The reason behind the reluctance of investors to commit to medium to long-term investment in Russia is pretty simple to understand: the over-valuation of the Ruble.

 

Figure 2

Nominal and Real exchange rate vs USD and Euro

 

Source: Central Bank of Russia.

 

One can see in figure 2 the movement of the exchange rate against the US Dollar and the Euro, both in nominal and real terms. Two facts are here worth to note.

The first one is the general trend toward the over-valuation of the Ruble. It implies a loss of competitiveness of the industry and explains why we had less investment than necessary in this sector. Private investors are not philanthropists. They invest where they see an opportunity of profit. By the same token, without tariffs now in place protecting the Russian industry, this would have been even worse.

The second fact is the notorious up-down-up again movement the real exchange rate. This is particularly obvious for the exchange rate against the US Dollar. Once again, there is nothing really surprising here. From September 2007 up to June 2008 we had a massive inflow of “hot money” in Russia, that is speculative capital, which is usually denominated in US Dollars. Russian enterprises had the incentive to massively borrow from the outside and they increased their indebtedness position. This was the time when the Minister of Finance was speaking of a Russia as a “financial heaven”[2].

 

In fact this was the perquisite to massive a destabilization of the Russian economy. With the world liquidity crisis the Lehman Brothers collapse induced, this “hot money” flowed out of Russia rapidly. The exchange rate collapsed, but not for very long. Today, we are seeing again the trend of overvaluation manifesting itself (figure 3).

 

The fact is that the Central Bank policy, pledging inflation targeting, has completely collapsed last winter.

 

Figure 3

 

Real exchange rates vs USD and Euro, and FOREX reserves

 

 

Source Central Bank of Russia

 

The truth is that the current model with a strong state sector trying to compensate for theexports-induced overvaluation of the Ruble in a liberalized convertibility environment (the so-called capital account convertibility) is the only coherent one. May be has it not been implemented in a consistent way but there is no other option. This is may be not a pleasant fact, but it is a fact.

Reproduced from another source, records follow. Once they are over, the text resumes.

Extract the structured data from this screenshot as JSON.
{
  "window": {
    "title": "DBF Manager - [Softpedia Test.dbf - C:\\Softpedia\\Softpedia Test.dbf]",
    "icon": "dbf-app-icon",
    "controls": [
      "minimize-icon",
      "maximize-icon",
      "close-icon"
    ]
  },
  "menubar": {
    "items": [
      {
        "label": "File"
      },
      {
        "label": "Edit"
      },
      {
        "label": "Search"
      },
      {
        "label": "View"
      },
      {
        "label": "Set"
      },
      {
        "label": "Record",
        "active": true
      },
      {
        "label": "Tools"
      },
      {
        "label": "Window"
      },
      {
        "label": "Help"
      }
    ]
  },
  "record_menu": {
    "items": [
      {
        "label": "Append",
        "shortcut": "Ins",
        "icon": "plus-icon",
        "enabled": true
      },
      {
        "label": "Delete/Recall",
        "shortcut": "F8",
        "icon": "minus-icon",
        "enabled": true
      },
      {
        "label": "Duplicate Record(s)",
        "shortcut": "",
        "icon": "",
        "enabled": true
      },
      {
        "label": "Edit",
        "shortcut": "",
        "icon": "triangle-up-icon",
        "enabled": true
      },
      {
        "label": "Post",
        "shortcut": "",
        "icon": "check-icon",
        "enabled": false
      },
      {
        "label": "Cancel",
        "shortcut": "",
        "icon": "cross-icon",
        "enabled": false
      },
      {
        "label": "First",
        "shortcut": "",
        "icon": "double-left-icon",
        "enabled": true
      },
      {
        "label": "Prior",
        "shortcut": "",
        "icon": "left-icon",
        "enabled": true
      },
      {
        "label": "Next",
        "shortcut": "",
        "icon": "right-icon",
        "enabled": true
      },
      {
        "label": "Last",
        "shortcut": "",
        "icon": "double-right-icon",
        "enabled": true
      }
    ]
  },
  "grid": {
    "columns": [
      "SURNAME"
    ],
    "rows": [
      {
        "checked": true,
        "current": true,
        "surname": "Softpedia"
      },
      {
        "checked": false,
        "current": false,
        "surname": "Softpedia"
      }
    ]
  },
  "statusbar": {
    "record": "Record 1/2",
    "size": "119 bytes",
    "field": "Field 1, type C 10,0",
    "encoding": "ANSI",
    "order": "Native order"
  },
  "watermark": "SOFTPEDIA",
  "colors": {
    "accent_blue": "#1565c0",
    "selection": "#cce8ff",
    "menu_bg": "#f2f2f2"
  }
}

Of course, President Medvedev could have announced that Russia was to give away this liberalized convertibility and was to implement some kind of capital-flow regulations. Would Russia adopt a convertibility system similar to China, with a much lower real exchange rate, this would considerably modify the incentive for investment. Actually, only a return to a current-account only convertibility system, with some exceptions for long-term foreign investment is able to support the modernization policy on the scale and scope envisioned by President Medvedev. But, he has been silent on this issue…

 

Conclusion.

 

President Medvedev’s speech is to arouse considerable hopes in Russia, and to some extent rightly. He has a vision of the future of Russia worth to be supported as a modernized and democratic country.

However his analysis of the current situation is faulty on several key points. It is certainly easier to speak for “radical reforms” than to try to improve the system as it works now. But the basis for such “radical reforms” are lacking in Russia in the current context. By ignoring what it has been done in the previous 10 years he is severely undermining his own position.

 

The issue of the real exchange rate captures actually the essence of a change in the Russian model of development. Till he will make his mind on this topic we are to wait for an economic policy more coherent than the current one.

 


[1]Professor of Economics at EHESS-Paris, Director of the CEMI-EHESS. sapir@msh-paris.fr

 

[2] Sapir J., « Vozmozhnosti i Riski ‘ Gavani Stabil’nosti’ » [ Possibilités et risques d’un « havre de stabilité »] in Rossija v Global’noj Politike, n°2/2008, mars-avril. Consultable aussi sur le site, http://www.globalaffairs.ru/numbers31/9482.html